* _Data entries_
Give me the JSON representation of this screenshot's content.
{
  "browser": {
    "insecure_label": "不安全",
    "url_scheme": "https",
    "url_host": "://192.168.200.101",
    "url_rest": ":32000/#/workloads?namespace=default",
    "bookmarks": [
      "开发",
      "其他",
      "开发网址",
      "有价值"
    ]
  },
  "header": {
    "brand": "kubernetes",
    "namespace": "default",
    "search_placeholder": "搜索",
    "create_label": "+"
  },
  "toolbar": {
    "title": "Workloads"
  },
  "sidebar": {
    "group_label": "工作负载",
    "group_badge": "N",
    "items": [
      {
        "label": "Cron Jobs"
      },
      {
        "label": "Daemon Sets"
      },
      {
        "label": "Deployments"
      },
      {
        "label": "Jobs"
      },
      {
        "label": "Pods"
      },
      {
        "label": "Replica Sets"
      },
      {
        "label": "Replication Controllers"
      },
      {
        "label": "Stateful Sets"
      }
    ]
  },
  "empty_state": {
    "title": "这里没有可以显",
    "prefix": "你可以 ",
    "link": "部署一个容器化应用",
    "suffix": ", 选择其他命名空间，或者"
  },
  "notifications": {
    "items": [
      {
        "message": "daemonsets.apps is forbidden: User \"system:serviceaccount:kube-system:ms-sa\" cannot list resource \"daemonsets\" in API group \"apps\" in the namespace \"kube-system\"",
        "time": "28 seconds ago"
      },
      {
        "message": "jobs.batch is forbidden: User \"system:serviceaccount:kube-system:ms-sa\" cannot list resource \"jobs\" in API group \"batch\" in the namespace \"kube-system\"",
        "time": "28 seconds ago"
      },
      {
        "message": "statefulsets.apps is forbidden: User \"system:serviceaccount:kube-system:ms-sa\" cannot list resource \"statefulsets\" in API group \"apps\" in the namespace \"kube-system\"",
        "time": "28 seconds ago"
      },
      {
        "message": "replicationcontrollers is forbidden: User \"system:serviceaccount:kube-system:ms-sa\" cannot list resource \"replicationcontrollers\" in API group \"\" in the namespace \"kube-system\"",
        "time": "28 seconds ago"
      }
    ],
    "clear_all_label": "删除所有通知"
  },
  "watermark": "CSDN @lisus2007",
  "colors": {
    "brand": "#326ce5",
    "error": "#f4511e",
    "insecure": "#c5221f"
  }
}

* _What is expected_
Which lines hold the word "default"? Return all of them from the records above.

* _Output of the task_
    "url_rest": ":32000/#/workloads?namespace=default",
    "namespace": "default",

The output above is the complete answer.